So at this service the youth group gave both of us diaries. What's more is that each member of my youth group had written in these diaries little notes to each of us. It was probably the most touching experience I've had at that church, and that's saying a lot considering there have been many special experiences there. Having all of those kids from my church write to me in itself was an amazing feeling. But the things that they wrote, about how much they would miss me and how much I meant to them and the church, made me understand, more than any other occasion in my life, how much that church and those people meant to me. When I think about it, that church allowed me to make friends that I never would have made if I hadn't attended. The memories and lessons from going there ever since I was little are absolutely priceless to me. I didnt even attend that often. As long as I can remember, the tradition with my family was to wake up Sunday morning and ask each other, "do you feel like going to church today". Sometimes there were things that happened during the week that would cause one or all of us to want to go, and if one of us wanted to go, then we would usually all go. Other times, if there was nothing special going on that Sunday, or if our Saturday had been a particularly late one, we just wouldn't go. And I'd think about what the rest of the congregation, the "regulars", thought about us. "Oh, the Hummels didn't show up again," I'd think, "they just aren't good followers". I would think that the rest of the congregation looked down upon us for not attending every Sunday. But that was never the case. If we didn't show up that was ok, and when we came, all the better. They never looked down on us, they simply appreciated us more, at least it seemed like to me, when we did attend!

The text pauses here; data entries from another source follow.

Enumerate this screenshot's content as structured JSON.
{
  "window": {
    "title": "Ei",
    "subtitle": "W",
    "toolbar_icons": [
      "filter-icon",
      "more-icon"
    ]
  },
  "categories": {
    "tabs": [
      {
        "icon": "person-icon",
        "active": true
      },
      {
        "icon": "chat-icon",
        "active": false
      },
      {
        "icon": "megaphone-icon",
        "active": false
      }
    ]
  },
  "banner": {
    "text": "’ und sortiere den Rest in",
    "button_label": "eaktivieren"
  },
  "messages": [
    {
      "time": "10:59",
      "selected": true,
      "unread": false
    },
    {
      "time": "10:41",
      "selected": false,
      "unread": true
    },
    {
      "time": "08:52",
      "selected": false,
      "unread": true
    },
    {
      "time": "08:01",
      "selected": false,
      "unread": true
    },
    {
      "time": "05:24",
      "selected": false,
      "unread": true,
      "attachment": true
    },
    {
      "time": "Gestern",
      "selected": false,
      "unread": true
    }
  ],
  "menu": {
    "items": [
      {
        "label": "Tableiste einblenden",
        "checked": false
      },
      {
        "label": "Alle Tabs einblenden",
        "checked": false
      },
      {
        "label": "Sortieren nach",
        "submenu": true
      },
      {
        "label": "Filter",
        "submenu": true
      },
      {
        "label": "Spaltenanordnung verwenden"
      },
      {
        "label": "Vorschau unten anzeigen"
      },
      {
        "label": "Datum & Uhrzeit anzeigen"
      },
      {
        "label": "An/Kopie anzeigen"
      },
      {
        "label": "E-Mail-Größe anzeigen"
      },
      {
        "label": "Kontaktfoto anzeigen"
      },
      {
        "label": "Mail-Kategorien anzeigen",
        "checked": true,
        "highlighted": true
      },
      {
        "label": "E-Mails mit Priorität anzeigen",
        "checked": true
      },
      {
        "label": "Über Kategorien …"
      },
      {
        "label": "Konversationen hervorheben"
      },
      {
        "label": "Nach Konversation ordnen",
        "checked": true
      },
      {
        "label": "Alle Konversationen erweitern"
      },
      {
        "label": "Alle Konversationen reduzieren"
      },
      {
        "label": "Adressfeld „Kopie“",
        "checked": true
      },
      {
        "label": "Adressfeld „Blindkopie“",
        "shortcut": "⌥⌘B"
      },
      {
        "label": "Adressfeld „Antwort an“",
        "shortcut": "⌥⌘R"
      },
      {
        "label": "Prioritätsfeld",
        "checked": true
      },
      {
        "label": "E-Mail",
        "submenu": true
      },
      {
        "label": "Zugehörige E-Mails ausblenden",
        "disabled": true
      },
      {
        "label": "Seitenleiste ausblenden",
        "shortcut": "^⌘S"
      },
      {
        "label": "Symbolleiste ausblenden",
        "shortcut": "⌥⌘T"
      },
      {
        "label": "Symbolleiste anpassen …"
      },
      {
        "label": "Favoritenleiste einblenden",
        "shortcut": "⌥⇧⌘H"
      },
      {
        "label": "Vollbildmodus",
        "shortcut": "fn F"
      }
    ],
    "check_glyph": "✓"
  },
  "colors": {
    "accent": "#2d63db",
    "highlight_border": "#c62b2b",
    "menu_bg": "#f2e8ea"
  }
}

And I attended youth group even less than I attended church. The one idea that I came up with for this youth group was "Breakfast Club". It started out as a Saturday morning thing where we would get together, make breakfast in the kitchen, then take it to the youth room where we would eat, watch a movie, and just discuss life, religious or not. This seemed like a good plan, but usually it would be me, Bobby (my youth pastor), and maybe one or two other people. Bobby would bring all this breakfast food (which he graciously usually paid for straight from his wallet) and there would be no one to eat it. Gradually, more people caught on, but then the issue of money came up. An idea was brought up to have one Saturday a month where we would make breakfast for the congregation, whoever felt like attending, instead of making ourselves breakfast. Yes, we would still pay for the food, but we were hoping on getting some donations. The food was free, but donations were welcome, that kind of idea. Well the first Saturday for this congregation breakfast was poorly announced, and only one person came. This one person however was a very well respected member of our church, and the following day at church he made an announcement to the entire congregation about how wonderful our food was, and how more people should come next month. That was apparently advertisemnt enough, because the very next month over thirty members came to breakfast, we nearly ran out of food, and gained almost two hundred dollars in donations. The point of telling this story is not to glorify myself, but to glorify my youth group and my church. My idea would have never travelled that far had it not been for the amazing people that I was surrounded by.

So Breafast Club took off, and once it did, for some reason, I started going less. I had almost stopped completely going to youth group meetings on Sunday evenings, and I rarely did any other youth group activites. But when I read those notes written to me in my journal which was to go with me to college, it was as if I had gone to every possible activity that there was.

I have gained some unbelievable lessons from my church days back home, but one of the greatest that I took is that with the right people, the right congregation, nobody will ever judge you on how often you attend church or go on activities. They judge you on your personality and actions while you are with them. If you are good to them when you see them, they will cherish every moment that you are with them, and in turn you cherish every moment you spend with them. I was always forgiven when I forgot an important activity or just didnt feel like attending service; my absence was taken with a grain of salt. But my presence was always an extra gift. I was welcome and I was family. As far as I'm concerned, they were my family too. They still are.

1 comment:

Paul Devitto said...

What made you stop attending church?